▸ **TASK GOAL**: Write out all entries word for word.

▸ **SOURCE DATA**:
★ ★ ★ ★

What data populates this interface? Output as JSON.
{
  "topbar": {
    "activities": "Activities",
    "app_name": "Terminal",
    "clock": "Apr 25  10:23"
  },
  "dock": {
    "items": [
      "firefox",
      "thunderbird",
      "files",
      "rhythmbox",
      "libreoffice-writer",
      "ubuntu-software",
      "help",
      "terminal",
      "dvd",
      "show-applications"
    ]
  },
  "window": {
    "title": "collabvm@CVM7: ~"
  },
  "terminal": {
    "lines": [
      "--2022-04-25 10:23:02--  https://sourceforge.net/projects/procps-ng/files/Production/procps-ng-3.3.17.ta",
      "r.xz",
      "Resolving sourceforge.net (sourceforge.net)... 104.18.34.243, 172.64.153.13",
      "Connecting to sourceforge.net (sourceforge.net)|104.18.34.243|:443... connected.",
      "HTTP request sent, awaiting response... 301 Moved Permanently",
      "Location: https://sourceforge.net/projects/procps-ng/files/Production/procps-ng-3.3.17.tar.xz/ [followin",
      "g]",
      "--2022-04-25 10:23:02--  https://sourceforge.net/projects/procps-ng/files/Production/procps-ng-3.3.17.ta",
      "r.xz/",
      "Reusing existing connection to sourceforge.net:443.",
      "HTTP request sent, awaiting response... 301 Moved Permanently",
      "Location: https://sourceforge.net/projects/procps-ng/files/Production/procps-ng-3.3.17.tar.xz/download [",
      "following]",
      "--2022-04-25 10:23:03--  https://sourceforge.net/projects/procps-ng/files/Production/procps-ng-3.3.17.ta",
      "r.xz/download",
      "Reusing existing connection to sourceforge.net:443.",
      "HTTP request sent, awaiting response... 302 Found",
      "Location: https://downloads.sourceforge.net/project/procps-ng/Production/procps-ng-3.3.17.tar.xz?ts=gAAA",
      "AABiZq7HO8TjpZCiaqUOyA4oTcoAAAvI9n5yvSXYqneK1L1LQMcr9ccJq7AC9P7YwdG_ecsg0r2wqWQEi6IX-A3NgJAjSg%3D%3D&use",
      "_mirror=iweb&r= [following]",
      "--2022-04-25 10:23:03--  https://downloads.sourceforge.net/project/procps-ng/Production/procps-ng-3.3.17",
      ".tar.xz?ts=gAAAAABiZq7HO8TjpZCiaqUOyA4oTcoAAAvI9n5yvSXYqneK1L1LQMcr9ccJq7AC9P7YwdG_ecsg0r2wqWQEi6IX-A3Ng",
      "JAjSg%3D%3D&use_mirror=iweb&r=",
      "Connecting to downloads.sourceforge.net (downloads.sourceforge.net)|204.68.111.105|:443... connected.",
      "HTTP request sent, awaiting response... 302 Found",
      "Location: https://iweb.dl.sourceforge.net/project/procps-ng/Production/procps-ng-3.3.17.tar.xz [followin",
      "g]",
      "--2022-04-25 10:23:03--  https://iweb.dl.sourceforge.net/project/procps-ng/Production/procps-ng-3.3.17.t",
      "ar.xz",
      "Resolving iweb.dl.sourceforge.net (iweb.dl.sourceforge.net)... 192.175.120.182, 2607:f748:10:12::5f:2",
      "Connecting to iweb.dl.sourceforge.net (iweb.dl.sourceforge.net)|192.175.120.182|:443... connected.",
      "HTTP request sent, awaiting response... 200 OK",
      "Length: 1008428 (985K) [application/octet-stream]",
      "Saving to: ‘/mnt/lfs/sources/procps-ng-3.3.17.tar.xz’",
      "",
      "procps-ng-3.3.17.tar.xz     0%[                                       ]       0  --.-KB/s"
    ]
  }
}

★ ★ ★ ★

▸ **RESULT FOR THIS EXERCISE**:
What data populates this interface? Output as JSON.
{
  "topbar": {
    "activities": "Activities",
    "app_name": "Terminal",
    "clock": "Apr 25  10:23"
  },
  "dock": {
    "items": [
      "firefox",
      "thunderbird",
      "files",
      "rhythmbox",
      "libreoffice-writer",
      "ubuntu-software",
      "help",
      "terminal",
      "dvd",
      "show-applications"
    ]
  },
  "window": {
    "title": "collabvm@CVM7: ~"
  },
  "terminal": {
    "lines": [
      "--2022-04-25 10:23:02--  https://sourceforge.net/projects/procps-ng/files/Production/procps-ng-3.3.17.ta",
      "r.xz",
      "Resolving sourceforge.net (sourceforge.net)... 104.18.34.243, 172.64.153.13",
      "Connecting to sourceforge.net (sourceforge.net)|104.18.34.243|:443... connected.",
      "HTTP request sent, awaiting response... 301 Moved Permanently",
      "Location: https://sourceforge.net/projects/procps-ng/files/Production/procps-ng-3.3.17.tar.xz/ [followin",
      "g]",
      "--2022-04-25 10:23:02--  https://sourceforge.net/projects/procps-ng/files/Production/procps-ng-3.3.17.ta",
      "r.xz/",
      "Reusing existing connection to sourceforge.net:443.",
      "HTTP request sent, awaiting response... 301 Moved Permanently",
      "Location: https://sourceforge.net/projects/procps-ng/files/Production/procps-ng-3.3.17.tar.xz/download [",
      "following]",
      "--2022-04-25 10:23:03--  https://sourceforge.net/projects/procps-ng/files/Production/procps-ng-3.3.17.ta",
      "r.xz/download",
      "Reusing existing connection to sourceforge.net:443.",
      "HTTP request sent, awaiting response... 302 Found",
      "Location: https://downloads.sourceforge.net/project/procps-ng/Production/procps-ng-3.3.17.tar.xz?ts=gAAA",
      "AABiZq7HO8TjpZCiaqUOyA4oTcoAAAvI9n5yvSXYqneK1L1LQMcr9ccJq7AC9P7YwdG_ecsg0r2wqWQEi6IX-A3NgJAjSg%3D%3D&use",
      "_mirror=iweb&r= [following]",
      "--2022-04-25 10:23:03--  https://downloads.sourceforge.net/project/procps-ng/Production/procps-ng-3.3.17",
      ".tar.xz?ts=gAAAAABiZq7HO8TjpZCiaqUOyA4oTcoAAAvI9n5yvSXYqneK1L1LQMcr9ccJq7AC9P7YwdG_ecsg0r2wqWQEi6IX-A3Ng",
      "JAjSg%3D%3D&use_mirror=iweb&r=",
      "Connecting to downloads.sourceforge.net (downloads.sourceforge.net)|204.68.111.105|:443... connected.",
      "HTTP request sent, awaiting response... 302 Found",
      "Location: https://iweb.dl.sourceforge.net/project/procps-ng/Production/procps-ng-3.3.17.tar.xz [followin",
      "g]",
      "--2022-04-25 10:23:03--  https://iweb.dl.sourceforge.net/project/procps-ng/Production/procps-ng-3.3.17.t",
      "ar.xz",
      "Resolving iweb.dl.sourceforge.net (iweb.dl.sourceforge.net)... 192.175.120.182, 2607:f748:10:12::5f:2",
      "Connecting to iweb.dl.sourceforge.net (iweb.dl.sourceforge.net)|192.175.120.182|:443... connected.",
      "HTTP request sent, awaiting response... 200 OK",
      "Length: 1008428 (985K) [application/octet-stream]",
      "Saving to: ‘/mnt/lfs/sources/procps-ng-3.3.17.tar.xz’",
      "",
      "procps-ng-3.3.17.tar.xz     0%[                                       ]       0  --.-KB/s"
    ]
  }
}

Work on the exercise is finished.